━━━━━ ENTRIES SUPPLIED ━━━━━

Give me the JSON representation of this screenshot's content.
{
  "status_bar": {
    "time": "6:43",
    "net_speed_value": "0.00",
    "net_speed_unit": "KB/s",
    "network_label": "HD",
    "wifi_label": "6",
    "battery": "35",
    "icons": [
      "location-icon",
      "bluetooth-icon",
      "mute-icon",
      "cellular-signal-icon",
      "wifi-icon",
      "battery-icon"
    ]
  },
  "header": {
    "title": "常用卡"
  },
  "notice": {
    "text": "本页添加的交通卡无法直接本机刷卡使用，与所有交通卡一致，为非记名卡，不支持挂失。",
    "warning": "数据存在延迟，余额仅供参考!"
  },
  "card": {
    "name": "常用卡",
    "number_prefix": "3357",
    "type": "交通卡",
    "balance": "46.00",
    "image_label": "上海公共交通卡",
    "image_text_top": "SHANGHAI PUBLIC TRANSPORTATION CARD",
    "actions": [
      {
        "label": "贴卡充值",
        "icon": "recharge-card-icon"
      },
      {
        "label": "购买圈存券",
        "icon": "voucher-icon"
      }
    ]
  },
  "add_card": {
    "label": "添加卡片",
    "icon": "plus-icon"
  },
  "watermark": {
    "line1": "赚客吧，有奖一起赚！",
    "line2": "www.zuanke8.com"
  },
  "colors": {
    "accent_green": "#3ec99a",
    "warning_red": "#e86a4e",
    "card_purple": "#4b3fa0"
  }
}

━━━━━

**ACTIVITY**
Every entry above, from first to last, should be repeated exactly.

**ANSWER SPACE**
Give me the JSON representation of this screenshot's content.
{
  "status_bar": {
    "time": "6:43",
    "net_speed_value": "0.00",
    "net_speed_unit": "KB/s",
    "network_label": "HD",
    "wifi_label": "6",
    "battery": "35",
    "icons": [
      "location-icon",
      "bluetooth-icon",
      "mute-icon",
      "cellular-signal-icon",
      "wifi-icon",
      "battery-icon"
    ]
  },
  "header": {
    "title": "常用卡"
  },
  "notice": {
    "text": "本页添加的交通卡无法直接本机刷卡使用，与所有交通卡一致，为非记名卡，不支持挂失。",
    "warning": "数据存在延迟，余额仅供参考!"
  },
  "card": {
    "name": "常用卡",
    "number_prefix": "3357",
    "type": "交通卡",
    "balance": "46.00",
    "image_label": "上海公共交通卡",
    "image_text_top": "SHANGHAI PUBLIC TRANSPORTATION CARD",
    "actions": [
      {
        "label": "贴卡充值",
        "icon": "recharge-card-icon"
      },
      {
        "label": "购买圈存券",
        "icon": "voucher-icon"
      }
    ]
  },
  "add_card": {
    "label": "添加卡片",
    "icon": "plus-icon"
  },
  "watermark": {
    "line1": "赚客吧，有奖一起赚！",
    "line2": "www.zuanke8.com"
  },
  "colors": {
    "accent_green": "#3ec99a",
    "warning_red": "#e86a4e",
    "card_purple": "#4b3fa0"
  }
}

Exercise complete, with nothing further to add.